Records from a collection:
↓↓↓

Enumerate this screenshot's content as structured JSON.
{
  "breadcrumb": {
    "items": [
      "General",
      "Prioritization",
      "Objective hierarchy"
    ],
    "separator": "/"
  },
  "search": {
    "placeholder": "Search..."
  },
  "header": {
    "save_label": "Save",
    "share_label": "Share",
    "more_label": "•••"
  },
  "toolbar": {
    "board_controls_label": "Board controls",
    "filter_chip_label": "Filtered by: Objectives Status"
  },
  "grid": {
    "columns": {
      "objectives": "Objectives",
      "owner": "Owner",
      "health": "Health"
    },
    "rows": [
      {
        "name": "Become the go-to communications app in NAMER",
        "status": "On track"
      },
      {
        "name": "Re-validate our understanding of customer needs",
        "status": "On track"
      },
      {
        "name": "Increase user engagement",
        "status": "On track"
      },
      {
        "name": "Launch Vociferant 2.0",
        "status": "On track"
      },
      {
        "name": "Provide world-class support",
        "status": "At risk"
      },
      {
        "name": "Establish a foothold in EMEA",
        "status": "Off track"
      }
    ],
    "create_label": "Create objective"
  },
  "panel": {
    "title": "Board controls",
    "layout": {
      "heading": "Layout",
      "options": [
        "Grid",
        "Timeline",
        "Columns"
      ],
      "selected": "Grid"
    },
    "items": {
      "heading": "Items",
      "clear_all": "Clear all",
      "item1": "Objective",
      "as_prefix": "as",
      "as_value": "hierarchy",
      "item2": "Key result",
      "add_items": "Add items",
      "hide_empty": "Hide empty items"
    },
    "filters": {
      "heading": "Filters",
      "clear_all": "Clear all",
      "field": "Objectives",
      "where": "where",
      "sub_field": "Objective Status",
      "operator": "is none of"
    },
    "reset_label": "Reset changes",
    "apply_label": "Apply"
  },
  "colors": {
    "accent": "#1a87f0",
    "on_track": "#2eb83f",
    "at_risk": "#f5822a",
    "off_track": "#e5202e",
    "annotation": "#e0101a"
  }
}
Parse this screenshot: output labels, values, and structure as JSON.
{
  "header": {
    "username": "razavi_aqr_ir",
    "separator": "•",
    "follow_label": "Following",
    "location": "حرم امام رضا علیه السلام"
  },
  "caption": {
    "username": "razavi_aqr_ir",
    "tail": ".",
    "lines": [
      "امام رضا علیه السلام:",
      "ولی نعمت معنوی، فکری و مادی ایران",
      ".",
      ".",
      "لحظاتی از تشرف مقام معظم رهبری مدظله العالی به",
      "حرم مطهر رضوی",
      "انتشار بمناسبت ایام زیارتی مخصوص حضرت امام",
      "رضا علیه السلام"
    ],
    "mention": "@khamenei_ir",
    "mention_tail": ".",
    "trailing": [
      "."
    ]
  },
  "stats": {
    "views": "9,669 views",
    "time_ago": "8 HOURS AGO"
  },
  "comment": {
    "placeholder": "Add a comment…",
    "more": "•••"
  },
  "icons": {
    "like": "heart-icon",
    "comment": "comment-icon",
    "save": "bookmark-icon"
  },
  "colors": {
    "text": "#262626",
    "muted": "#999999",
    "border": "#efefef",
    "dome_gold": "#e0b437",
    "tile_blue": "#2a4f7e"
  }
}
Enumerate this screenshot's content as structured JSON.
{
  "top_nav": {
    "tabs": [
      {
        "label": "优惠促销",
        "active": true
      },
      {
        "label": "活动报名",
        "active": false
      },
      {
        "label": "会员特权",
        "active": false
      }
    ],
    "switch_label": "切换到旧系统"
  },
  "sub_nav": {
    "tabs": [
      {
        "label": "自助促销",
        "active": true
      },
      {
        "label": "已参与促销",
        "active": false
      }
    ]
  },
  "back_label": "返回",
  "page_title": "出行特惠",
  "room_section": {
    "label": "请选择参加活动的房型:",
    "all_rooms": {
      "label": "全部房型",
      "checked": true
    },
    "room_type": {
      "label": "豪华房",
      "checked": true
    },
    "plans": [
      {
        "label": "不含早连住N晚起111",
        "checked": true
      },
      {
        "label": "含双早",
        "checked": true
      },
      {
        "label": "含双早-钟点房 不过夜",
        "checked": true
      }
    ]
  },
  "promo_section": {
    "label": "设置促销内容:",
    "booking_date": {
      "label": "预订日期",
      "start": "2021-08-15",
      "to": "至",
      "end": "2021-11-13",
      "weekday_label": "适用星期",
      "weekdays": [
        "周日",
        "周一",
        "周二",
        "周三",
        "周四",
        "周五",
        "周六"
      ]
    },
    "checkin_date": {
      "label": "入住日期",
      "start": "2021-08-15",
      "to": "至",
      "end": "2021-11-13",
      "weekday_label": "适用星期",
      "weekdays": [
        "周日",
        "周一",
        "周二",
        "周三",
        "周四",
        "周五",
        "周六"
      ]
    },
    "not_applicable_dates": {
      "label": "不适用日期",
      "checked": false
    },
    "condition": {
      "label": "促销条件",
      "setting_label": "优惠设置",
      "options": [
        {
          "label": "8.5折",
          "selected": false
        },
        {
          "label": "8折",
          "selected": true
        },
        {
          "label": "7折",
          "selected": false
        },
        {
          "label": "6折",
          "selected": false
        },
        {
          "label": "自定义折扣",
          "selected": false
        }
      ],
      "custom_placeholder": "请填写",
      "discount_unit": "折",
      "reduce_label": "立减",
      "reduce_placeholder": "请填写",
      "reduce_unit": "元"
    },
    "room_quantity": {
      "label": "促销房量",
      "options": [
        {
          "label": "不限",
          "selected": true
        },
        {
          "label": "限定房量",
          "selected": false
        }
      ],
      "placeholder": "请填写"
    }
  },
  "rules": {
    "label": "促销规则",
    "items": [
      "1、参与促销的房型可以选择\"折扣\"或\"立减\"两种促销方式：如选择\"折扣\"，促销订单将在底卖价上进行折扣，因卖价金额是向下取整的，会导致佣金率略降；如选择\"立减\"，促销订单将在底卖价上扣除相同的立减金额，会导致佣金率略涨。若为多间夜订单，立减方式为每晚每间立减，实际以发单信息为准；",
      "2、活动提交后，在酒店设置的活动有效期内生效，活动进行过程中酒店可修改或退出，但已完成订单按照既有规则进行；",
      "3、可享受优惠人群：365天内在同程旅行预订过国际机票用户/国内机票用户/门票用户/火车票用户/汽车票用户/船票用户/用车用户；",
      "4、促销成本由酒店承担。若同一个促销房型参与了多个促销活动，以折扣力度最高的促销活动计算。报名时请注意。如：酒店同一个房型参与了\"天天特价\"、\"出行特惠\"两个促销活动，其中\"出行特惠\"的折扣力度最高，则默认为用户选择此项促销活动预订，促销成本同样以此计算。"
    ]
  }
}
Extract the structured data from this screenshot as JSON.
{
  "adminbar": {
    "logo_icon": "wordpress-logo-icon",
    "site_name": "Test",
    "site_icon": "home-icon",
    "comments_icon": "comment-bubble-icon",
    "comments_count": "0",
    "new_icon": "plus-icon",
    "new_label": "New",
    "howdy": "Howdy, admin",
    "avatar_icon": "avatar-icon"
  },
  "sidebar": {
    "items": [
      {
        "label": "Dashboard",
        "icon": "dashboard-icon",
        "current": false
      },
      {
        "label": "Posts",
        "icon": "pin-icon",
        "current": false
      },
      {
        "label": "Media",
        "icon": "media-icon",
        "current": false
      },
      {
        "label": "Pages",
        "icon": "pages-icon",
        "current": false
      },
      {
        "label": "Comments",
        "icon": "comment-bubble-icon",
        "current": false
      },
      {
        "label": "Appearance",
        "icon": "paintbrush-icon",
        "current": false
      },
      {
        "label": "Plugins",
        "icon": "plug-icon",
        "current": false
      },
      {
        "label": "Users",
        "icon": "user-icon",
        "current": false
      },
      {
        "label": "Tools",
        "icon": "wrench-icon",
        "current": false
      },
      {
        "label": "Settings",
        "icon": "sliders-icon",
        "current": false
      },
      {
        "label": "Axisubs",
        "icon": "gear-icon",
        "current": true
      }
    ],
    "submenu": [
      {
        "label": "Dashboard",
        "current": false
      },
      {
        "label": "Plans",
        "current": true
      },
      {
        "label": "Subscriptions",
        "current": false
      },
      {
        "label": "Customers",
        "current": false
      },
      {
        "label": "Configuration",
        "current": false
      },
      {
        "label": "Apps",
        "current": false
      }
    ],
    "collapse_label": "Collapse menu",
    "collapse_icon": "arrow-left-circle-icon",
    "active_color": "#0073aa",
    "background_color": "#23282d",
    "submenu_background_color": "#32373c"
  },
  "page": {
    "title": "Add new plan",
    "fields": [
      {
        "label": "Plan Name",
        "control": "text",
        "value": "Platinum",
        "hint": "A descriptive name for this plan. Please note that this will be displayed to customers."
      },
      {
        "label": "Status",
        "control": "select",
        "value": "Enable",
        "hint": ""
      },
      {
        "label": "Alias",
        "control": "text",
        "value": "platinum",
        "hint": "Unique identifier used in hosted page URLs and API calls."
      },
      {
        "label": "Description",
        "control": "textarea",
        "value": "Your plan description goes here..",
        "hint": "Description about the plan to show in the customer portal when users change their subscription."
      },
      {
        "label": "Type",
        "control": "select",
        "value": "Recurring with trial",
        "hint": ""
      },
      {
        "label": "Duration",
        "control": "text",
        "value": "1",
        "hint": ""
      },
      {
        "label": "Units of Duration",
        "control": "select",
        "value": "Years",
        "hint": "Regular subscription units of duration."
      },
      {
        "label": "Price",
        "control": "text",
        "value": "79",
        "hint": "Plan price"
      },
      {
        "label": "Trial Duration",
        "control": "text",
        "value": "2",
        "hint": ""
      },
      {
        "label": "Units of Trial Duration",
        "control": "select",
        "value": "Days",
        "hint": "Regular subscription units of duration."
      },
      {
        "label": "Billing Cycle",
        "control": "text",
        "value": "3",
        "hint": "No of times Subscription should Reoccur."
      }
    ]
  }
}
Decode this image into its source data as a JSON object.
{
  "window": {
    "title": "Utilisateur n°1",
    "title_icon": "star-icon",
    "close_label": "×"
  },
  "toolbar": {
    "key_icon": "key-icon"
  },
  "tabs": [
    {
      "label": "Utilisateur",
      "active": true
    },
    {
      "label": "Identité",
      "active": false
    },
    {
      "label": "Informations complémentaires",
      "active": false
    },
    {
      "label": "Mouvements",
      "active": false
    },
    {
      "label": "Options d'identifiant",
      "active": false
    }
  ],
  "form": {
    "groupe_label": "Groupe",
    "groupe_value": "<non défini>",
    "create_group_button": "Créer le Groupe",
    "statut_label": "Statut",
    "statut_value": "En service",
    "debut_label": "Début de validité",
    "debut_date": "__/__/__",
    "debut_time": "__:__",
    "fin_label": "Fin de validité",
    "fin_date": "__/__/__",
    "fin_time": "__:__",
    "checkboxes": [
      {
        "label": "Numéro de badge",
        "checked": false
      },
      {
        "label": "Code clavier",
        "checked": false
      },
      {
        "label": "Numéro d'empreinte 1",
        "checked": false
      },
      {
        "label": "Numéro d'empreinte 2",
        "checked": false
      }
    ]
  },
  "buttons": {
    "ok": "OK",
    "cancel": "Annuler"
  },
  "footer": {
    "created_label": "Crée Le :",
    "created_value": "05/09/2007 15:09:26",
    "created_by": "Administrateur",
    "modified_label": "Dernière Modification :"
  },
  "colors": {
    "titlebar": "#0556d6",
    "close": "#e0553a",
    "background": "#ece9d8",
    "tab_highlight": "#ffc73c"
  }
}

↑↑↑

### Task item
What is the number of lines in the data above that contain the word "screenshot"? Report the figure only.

### Completed task
4